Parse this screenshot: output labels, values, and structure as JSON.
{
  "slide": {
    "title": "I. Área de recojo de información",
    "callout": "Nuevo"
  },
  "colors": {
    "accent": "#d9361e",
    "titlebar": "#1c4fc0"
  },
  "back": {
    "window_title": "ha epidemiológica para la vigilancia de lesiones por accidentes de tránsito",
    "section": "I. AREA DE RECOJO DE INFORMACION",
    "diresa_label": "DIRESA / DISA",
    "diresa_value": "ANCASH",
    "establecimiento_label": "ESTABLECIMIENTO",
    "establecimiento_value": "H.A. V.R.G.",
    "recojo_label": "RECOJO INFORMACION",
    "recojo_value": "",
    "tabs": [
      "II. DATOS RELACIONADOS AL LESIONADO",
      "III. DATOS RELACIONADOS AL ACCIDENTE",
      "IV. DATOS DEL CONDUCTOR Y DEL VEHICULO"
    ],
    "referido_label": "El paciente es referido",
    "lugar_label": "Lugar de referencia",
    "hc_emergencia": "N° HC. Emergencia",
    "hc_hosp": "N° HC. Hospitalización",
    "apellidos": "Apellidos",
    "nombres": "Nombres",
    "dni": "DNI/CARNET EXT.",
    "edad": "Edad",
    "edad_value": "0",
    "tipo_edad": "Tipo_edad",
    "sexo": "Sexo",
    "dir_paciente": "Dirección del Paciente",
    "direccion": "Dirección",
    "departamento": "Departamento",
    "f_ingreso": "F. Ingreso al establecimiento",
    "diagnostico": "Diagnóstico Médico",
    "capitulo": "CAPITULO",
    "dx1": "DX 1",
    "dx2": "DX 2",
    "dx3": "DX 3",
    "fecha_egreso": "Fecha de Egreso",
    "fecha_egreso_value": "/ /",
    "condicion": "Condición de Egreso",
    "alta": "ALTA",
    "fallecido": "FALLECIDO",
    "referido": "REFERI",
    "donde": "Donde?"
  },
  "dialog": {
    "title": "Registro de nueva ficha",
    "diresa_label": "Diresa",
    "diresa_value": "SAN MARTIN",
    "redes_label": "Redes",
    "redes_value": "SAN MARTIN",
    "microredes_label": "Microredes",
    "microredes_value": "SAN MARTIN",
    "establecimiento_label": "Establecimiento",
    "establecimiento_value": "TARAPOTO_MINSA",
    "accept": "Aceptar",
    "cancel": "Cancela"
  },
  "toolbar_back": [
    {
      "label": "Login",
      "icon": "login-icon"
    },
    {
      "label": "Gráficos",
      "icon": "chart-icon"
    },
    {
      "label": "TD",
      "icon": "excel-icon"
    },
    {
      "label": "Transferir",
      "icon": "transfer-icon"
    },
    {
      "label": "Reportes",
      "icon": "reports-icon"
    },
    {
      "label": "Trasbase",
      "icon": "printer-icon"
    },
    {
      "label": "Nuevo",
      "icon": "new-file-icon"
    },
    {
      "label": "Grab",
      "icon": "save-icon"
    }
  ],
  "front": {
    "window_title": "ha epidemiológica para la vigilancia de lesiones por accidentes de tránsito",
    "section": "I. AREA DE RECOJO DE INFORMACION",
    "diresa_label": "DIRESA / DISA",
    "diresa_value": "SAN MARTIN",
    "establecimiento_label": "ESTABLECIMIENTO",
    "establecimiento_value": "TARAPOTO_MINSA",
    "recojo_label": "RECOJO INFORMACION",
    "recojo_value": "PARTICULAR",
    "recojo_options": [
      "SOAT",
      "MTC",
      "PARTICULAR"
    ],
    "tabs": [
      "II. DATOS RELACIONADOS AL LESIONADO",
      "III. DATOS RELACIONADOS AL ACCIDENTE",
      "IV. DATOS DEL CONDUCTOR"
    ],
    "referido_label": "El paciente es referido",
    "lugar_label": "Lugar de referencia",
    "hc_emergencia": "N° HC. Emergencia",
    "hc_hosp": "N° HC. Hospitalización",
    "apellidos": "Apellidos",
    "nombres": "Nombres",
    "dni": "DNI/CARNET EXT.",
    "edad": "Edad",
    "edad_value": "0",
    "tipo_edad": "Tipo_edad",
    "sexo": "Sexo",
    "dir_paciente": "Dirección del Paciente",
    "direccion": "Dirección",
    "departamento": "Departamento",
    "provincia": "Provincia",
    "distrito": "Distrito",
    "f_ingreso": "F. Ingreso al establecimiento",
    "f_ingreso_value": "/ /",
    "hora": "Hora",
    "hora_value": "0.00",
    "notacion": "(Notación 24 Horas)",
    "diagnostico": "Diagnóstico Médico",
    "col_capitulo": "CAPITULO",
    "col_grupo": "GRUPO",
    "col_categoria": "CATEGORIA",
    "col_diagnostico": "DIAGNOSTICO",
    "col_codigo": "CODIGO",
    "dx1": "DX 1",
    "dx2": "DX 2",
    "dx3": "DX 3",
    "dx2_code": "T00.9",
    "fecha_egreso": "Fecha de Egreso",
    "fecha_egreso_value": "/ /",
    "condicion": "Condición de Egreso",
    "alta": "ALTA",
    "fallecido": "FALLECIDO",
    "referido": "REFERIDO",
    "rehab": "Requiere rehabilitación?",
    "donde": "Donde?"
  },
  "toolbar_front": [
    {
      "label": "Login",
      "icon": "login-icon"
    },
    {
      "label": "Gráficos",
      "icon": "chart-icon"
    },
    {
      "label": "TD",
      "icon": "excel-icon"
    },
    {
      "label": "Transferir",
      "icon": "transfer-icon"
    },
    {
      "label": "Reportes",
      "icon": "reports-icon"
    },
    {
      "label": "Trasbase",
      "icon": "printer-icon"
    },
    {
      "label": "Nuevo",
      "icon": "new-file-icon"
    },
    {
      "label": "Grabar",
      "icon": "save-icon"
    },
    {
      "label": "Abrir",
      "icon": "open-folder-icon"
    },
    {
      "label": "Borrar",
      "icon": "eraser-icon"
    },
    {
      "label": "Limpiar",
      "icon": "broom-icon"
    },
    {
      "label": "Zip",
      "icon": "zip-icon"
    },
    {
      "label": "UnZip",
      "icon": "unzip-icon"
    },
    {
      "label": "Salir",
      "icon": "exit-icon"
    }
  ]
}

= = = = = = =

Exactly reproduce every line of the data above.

Parse this screenshot: output labels, values, and structure as JSON.
{
  "slide": {
    "title": "I. Área de recojo de información",
    "callout": "Nuevo"
  },
  "colors": {
    "accent": "#d9361e",
    "titlebar": "#1c4fc0"
  },
  "back": {
    "window_title": "ha epidemiológica para la vigilancia de lesiones por accidentes de tránsito",
    "section": "I. AREA DE RECOJO DE INFORMACION",
    "diresa_label": "DIRESA / DISA",
    "diresa_value": "ANCASH",
    "establecimiento_label": "ESTABLECIMIENTO",
    "establecimiento_value": "H.A. V.R.G.",
    "recojo_label": "RECOJO INFORMACION",
    "recojo_value": "",
    "tabs": [
      "II. DATOS RELACIONADOS AL LESIONADO",
      "III. DATOS RELACIONADOS AL ACCIDENTE",
      "IV. DATOS DEL CONDUCTOR Y DEL VEHICULO"
    ],
    "referido_label": "El paciente es referido",
    "lugar_label": "Lugar de referencia",
    "hc_emergencia": "N° HC. Emergencia",
    "hc_hosp": "N° HC. Hospitalización",
    "apellidos": "Apellidos",
    "nombres": "Nombres",
    "dni": "DNI/CARNET EXT.",
    "edad": "Edad",
    "edad_value": "0",
    "tipo_edad": "Tipo_edad",
    "sexo": "Sexo",
    "dir_paciente": "Dirección del Paciente",
    "direccion": "Dirección",
    "departamento": "Departamento",
    "f_ingreso": "F. Ingreso al establecimiento",
    "diagnostico": "Diagnóstico Médico",
    "capitulo": "CAPITULO",
    "dx1": "DX 1",
    "dx2": "DX 2",
    "dx3": "DX 3",
    "fecha_egreso": "Fecha de Egreso",
    "fecha_egreso_value": "/ /",
    "condicion": "Condición de Egreso",
    "alta": "ALTA",
    "fallecido": "FALLECIDO",
    "referido": "REFERI",
    "donde": "Donde?"
  },
  "dialog": {
    "title": "Registro de nueva ficha",
    "diresa_label": "Diresa",
    "diresa_value": "SAN MARTIN",
    "redes_label": "Redes",
    "redes_value": "SAN MARTIN",
    "microredes_label": "Microredes",
    "microredes_value": "SAN MARTIN",
    "establecimiento_label": "Establecimiento",
    "establecimiento_value": "TARAPOTO_MINSA",
    "accept": "Aceptar",
    "cancel": "Cancela"
  },
  "toolbar_back": [
    {
      "label": "Login",
      "icon": "login-icon"
    },
    {
      "label": "Gráficos",
      "icon": "chart-icon"
    },
    {
      "label": "TD",
      "icon": "excel-icon"
    },
    {
      "label": "Transferir",
      "icon": "transfer-icon"
    },
    {
      "label": "Reportes",
      "icon": "reports-icon"
    },
    {
      "label": "Trasbase",
      "icon": "printer-icon"
    },
    {
      "label": "Nuevo",
      "icon": "new-file-icon"
    },
    {
      "label": "Grab",
      "icon": "save-icon"
    }
  ],
  "front": {
    "window_title": "ha epidemiológica para la vigilancia de lesiones por accidentes de tránsito",
    "section": "I. AREA DE RECOJO DE INFORMACION",
    "diresa_label": "DIRESA / DISA",
    "diresa_value": "SAN MARTIN",
    "establecimiento_label": "ESTABLECIMIENTO",
    "establecimiento_value": "TARAPOTO_MINSA",
    "recojo_label": "RECOJO INFORMACION",
    "recojo_value": "PARTICULAR",
    "recojo_options": [
      "SOAT",
      "MTC",
      "PARTICULAR"
    ],
    "tabs": [
      "II. DATOS RELACIONADOS AL LESIONADO",
      "III. DATOS RELACIONADOS AL ACCIDENTE",
      "IV. DATOS DEL CONDUCTOR"
    ],
    "referido_label": "El paciente es referido",
    "lugar_label": "Lugar de referencia",
    "hc_emergencia": "N° HC. Emergencia",
    "hc_hosp": "N° HC. Hospitalización",
    "apellidos": "Apellidos",
    "nombres": "Nombres",
    "dni": "DNI/CARNET EXT.",
    "edad": "Edad",
    "edad_value": "0",
    "tipo_edad": "Tipo_edad",
    "sexo": "Sexo",
    "dir_paciente": "Dirección del Paciente",
    "direccion": "Dirección",
    "departamento": "Departamento",
    "provincia": "Provincia",
    "distrito": "Distrito",
    "f_ingreso": "F. Ingreso al establecimiento",
    "f_ingreso_value": "/ /",
    "hora": "Hora",
    "hora_value": "0.00",
    "notacion": "(Notación 24 Horas)",
    "diagnostico": "Diagnóstico Médico",
    "col_capitulo": "CAPITULO",
    "col_grupo": "GRUPO",
    "col_categoria": "CATEGORIA",
    "col_diagnostico": "DIAGNOSTICO",
    "col_codigo": "CODIGO",
    "dx1": "DX 1",
    "dx2": "DX 2",
    "dx3": "DX 3",
    "dx2_code": "T00.9",
    "fecha_egreso": "Fecha de Egreso",
    "fecha_egreso_value": "/ /",
    "condicion": "Condición de Egreso",
    "alta": "ALTA",
    "fallecido": "FALLECIDO",
    "referido": "REFERIDO",
    "rehab": "Requiere rehabilitación?",
    "donde": "Donde?"
  },
  "toolbar_front": [
    {
      "label": "Login",
      "icon": "login-icon"
    },
    {
      "label": "Gráficos",
      "icon": "chart-icon"
    },
    {
      "label": "TD",
      "icon": "excel-icon"
    },
    {
      "label": "Transferir",
      "icon": "transfer-icon"
    },
    {
      "label": "Reportes",
      "icon": "reports-icon"
    },
    {
      "label": "Trasbase",
      "icon": "printer-icon"
    },
    {
      "label": "Nuevo",
      "icon": "new-file-icon"
    },
    {
      "label": "Grabar",
      "icon": "save-icon"
    },
    {
      "label": "Abrir",
      "icon": "open-folder-icon"
    },
    {
      "label": "Borrar",
      "icon": "eraser-icon"
    },
    {
      "label": "Limpiar",
      "icon": "broom-icon"
    },
    {
      "label": "Zip",
      "icon": "zip-icon"
    },
    {
      "label": "UnZip",
      "icon": "unzip-icon"
    },
    {
      "label": "Salir",
      "icon": "exit-icon"
    }
  ]
}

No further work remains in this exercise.